Predicted impact of missense variants on GABA uptake across the entire SLC6A1 gene

Haploinsufficiency underlies the neurodevelopmental consequences of SLC6A1 variants, published in The American Journal of Human Genetics, demonstrates that seizures, developmental delay, and autism spectrum disorder are caused by a decrease in GABA uptake by the protein encoded by the SLC6A1 gene. This provides clear direction for future therapeutic strategies for neurodevelopmental disorders linked to SLC6A1, which should aim to increase SLC6A1 expression or improve GABA uptake. It also provides data to help guide clinicians in making future diagnoses for variants in this gene.

GABA, or Gamma-aminobutyric acid, is a neurotransmitter, a brain chemical that sends messages throughout the central nervous system. GABA usually acts in an inhibitory manner, making the neuron that receives it less likely to fire.

Stephan Sanders, Professor of Paediatric Neurogenetics at the University of Oxford, who co-led the research, said: “By performing a comprehensive functional screen of variants in SLC6A1, our two groups independently saw that a reduction in GABA uptake underlies both neurodevelopmental and seizure symptoms. This is a key initial step in developing therapies to improve symptoms.”

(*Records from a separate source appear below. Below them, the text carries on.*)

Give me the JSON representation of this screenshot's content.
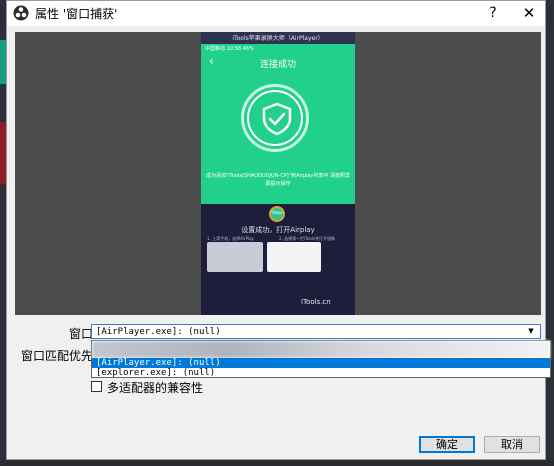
{
  "dialog": {
    "title": "属性 '窗口捕获'",
    "help": "?",
    "close": "✕"
  },
  "preview": {
    "window_title": "iTools苹果录屏大师（AirPlayer）",
    "status_bar": "中国移动  10:58  46%",
    "nav_title": "连接成功",
    "message": "成功添加\"iTools[SHAODUOJUN-CP]\"到Airplay列表中 请按照屏幕提示操作",
    "logo": "Steps",
    "setup_done": "设置成功，打开Airplay",
    "step1": "1. 上滑手机，选择AirPlay",
    "step2": "2. 选择第一栏iTools并打开镜像",
    "watermark": "iTools.cn"
  },
  "form": {
    "window_label": "窗口",
    "window_value": "[AirPlayer.exe]: (null)",
    "priority_label": "窗口匹配优先级",
    "options": [
      "[AirPlayer.exe]: (null)",
      "[explorer.exe]: (null)"
    ],
    "compat_label": "多适配器的兼容性",
    "compat_checked": false
  },
  "buttons": {
    "ok": "确定",
    "cancel": "取消"
  }
}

The research also explored why many of the SLC6A1 variants seen in symptomatic individuals are missense variants. The gene SLC6A1 contains the genetic information to make a GABA transporter protein called GAT-1. Missense variants are those in which a change in a single DNA base pair results in a change in one of the 599 amino acids that make up the GAT-1 protein. The researchers found that the SLC6A1 gene is particularly sensitive to these missense variants, many of which can prevent GAT-1 from transporting GABA.

This study was a collaboration between a team at BioMarin Pharmaceutical Inc. and teams at the University of Oxford and the University of California San Francisco (UCSF).